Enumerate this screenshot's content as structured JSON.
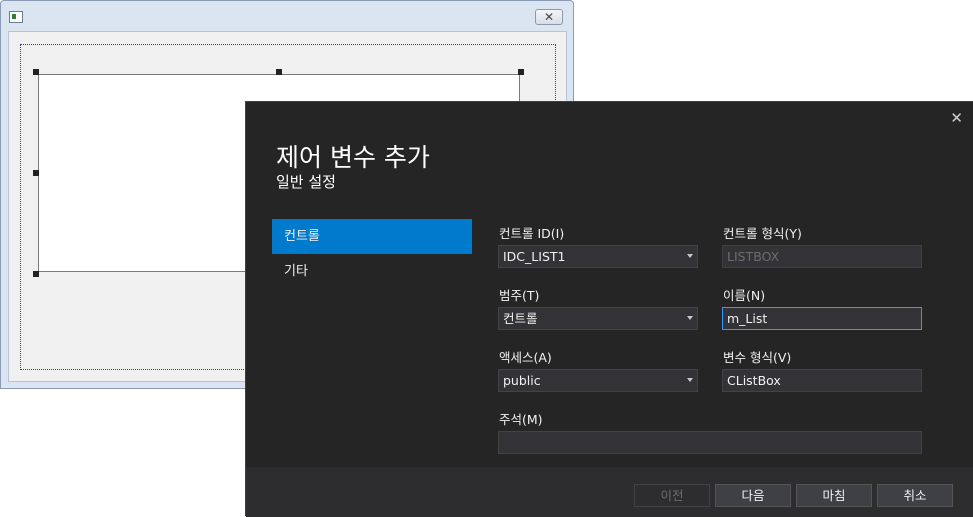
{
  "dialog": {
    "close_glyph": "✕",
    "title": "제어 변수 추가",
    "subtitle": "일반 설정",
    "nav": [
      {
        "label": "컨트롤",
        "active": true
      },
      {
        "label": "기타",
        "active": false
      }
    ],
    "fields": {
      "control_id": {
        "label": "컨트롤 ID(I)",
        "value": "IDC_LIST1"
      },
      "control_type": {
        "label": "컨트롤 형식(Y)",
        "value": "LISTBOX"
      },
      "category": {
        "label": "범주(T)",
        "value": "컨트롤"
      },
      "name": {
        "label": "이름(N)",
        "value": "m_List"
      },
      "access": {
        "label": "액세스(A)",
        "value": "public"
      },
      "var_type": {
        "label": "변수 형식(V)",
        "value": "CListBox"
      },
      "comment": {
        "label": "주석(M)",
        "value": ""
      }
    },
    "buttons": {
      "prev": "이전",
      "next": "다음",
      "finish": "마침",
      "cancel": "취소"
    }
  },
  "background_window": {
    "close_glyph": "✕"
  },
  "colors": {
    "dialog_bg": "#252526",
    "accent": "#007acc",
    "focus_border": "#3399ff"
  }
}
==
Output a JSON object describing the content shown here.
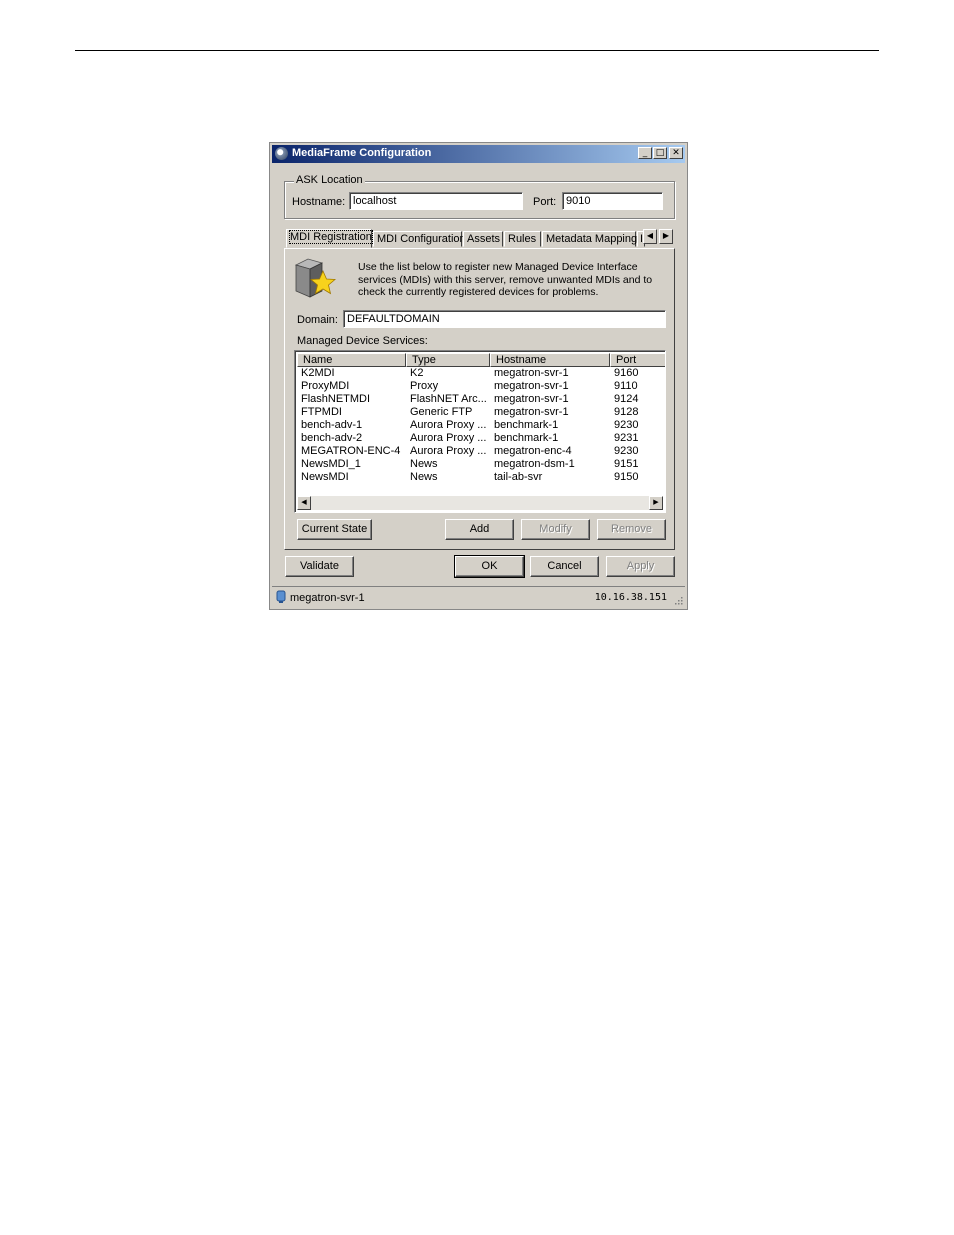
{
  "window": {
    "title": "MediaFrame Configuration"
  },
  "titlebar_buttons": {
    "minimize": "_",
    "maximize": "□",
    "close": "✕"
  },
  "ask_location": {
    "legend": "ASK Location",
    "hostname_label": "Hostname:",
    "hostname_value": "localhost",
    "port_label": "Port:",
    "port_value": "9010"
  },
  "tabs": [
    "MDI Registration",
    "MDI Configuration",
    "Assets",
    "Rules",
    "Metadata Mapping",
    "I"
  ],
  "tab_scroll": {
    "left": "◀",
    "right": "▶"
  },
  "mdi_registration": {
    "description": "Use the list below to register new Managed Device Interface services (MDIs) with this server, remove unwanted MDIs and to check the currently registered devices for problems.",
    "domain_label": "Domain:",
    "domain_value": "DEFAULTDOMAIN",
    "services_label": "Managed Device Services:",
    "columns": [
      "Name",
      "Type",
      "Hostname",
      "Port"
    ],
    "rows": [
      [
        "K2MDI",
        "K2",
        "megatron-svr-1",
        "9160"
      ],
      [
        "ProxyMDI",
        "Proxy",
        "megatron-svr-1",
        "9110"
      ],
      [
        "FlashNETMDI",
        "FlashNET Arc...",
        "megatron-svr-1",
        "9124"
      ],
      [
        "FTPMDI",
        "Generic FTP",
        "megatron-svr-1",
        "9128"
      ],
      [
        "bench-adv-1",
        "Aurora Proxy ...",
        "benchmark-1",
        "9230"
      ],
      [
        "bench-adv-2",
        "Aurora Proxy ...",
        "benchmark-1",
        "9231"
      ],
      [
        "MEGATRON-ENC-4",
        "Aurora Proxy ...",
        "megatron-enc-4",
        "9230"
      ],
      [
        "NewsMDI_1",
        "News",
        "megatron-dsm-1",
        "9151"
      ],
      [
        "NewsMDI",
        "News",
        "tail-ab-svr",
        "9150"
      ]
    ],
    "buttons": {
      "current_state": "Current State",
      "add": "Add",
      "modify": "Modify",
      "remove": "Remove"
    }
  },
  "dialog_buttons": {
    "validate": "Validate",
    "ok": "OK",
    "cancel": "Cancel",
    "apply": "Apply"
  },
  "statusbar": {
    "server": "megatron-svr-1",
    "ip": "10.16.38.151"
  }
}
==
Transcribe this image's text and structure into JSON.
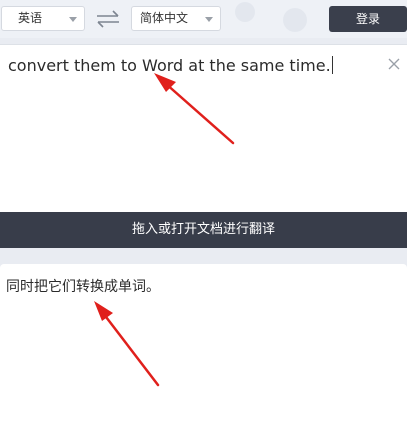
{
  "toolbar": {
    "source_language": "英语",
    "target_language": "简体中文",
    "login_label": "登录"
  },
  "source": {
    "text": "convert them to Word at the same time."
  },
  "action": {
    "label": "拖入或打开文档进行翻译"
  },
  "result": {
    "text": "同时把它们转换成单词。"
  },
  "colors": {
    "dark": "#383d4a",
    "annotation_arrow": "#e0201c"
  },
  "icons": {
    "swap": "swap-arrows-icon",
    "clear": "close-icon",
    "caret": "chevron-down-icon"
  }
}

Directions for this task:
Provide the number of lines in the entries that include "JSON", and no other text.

Worked solution:
3